* **YOUR TASK**
When copying the data, keep every line exactly the same.

* **SUPPLIED RECORDS**
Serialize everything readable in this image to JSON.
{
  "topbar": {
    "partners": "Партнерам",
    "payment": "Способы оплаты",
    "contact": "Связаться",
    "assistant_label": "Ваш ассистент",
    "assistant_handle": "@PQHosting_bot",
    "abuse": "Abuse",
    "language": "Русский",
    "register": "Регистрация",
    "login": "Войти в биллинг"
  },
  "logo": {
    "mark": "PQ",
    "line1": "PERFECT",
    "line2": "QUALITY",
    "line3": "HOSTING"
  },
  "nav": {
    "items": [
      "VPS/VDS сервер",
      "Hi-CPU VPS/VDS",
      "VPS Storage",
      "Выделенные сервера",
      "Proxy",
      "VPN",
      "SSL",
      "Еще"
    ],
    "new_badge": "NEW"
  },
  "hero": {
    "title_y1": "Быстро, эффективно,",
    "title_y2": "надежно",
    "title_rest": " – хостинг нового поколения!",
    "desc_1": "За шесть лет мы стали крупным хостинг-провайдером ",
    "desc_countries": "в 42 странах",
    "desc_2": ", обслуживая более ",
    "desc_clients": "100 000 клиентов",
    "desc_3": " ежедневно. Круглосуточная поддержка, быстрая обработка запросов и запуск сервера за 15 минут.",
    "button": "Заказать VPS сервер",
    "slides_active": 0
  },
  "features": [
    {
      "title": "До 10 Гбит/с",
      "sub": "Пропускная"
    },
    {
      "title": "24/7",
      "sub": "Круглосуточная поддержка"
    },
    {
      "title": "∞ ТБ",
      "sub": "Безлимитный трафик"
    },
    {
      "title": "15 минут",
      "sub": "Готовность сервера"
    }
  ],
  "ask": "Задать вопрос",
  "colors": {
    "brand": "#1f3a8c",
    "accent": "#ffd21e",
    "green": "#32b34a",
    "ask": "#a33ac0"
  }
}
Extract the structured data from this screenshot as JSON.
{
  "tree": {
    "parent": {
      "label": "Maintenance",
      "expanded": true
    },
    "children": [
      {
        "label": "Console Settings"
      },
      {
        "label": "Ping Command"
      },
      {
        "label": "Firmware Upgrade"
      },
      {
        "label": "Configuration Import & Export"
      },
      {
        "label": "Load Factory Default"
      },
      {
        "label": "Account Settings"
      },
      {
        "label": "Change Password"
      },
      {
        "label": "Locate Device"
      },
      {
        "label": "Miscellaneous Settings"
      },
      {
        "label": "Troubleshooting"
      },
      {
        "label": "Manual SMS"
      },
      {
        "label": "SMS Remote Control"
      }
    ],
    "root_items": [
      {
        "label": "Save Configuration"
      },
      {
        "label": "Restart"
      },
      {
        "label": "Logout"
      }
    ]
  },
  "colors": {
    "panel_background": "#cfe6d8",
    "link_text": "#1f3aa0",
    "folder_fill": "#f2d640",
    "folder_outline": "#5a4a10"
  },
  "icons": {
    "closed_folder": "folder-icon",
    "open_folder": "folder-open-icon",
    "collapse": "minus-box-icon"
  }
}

* **TASK OUTPUT**
Serialize everything readable in this image to JSON.
{
  "topbar": {
    "partners": "Партнерам",
    "payment": "Способы оплаты",
    "contact": "Связаться",
    "assistant_label": "Ваш ассистент",
    "assistant_handle": "@PQHosting_bot",
    "abuse": "Abuse",
    "language": "Русский",
    "register": "Регистрация",
    "login": "Войти в биллинг"
  },
  "logo": {
    "mark": "PQ",
    "line1": "PERFECT",
    "line2": "QUALITY",
    "line3": "HOSTING"
  },
  "nav": {
    "items": [
      "VPS/VDS сервер",
      "Hi-CPU VPS/VDS",
      "VPS Storage",
      "Выделенные сервера",
      "Proxy",
      "VPN",
      "SSL",
      "Еще"
    ],
    "new_badge": "NEW"
  },
  "hero": {
    "title_y1": "Быстро, эффективно,",
    "title_y2": "надежно",
    "title_rest": " – хостинг нового поколения!",
    "desc_1": "За шесть лет мы стали крупным хостинг-провайдером ",
    "desc_countries": "в 42 странах",
    "desc_2": ", обслуживая более ",
    "desc_clients": "100 000 клиентов",
    "desc_3": " ежедневно. Круглосуточная поддержка, быстрая обработка запросов и запуск сервера за 15 минут.",
    "button": "Заказать VPS сервер",
    "slides_active": 0
  },
  "features": [
    {
      "title": "До 10 Гбит/с",
      "sub": "Пропускная"
    },
    {
      "title": "24/7",
      "sub": "Круглосуточная поддержка"
    },
    {
      "title": "∞ ТБ",
      "sub": "Безлимитный трафик"
    },
    {
      "title": "15 минут",
      "sub": "Готовность сервера"
    }
  ],
  "ask": "Задать вопрос",
  "colors": {
    "brand": "#1f3a8c",
    "accent": "#ffd21e",
    "green": "#32b34a",
    "ask": "#a33ac0"
  }
}
Extract the structured data from this screenshot as JSON.
{
  "tree": {
    "parent": {
      "label": "Maintenance",
      "expanded": true
    },
    "children": [
      {
        "label": "Console Settings"
      },
      {
        "label": "Ping Command"
      },
      {
        "label": "Firmware Upgrade"
      },
      {
        "label": "Configuration Import & Export"
      },
      {
        "label": "Load Factory Default"
      },
      {
        "label": "Account Settings"
      },
      {
        "label": "Change Password"
      },
      {
        "label": "Locate Device"
      },
      {
        "label": "Miscellaneous Settings"
      },
      {
        "label": "Troubleshooting"
      },
      {
        "label": "Manual SMS"
      },
      {
        "label": "SMS Remote Control"
      }
    ],
    "root_items": [
      {
        "label": "Save Configuration"
      },
      {
        "label": "Restart"
      },
      {
        "label": "Logout"
      }
    ]
  },
  "colors": {
    "panel_background": "#cfe6d8",
    "link_text": "#1f3aa0",
    "folder_fill": "#f2d640",
    "folder_outline": "#5a4a10"
  },
  "icons": {
    "closed_folder": "folder-icon",
    "open_folder": "folder-open-icon",
    "collapse": "minus-box-icon"
  }
}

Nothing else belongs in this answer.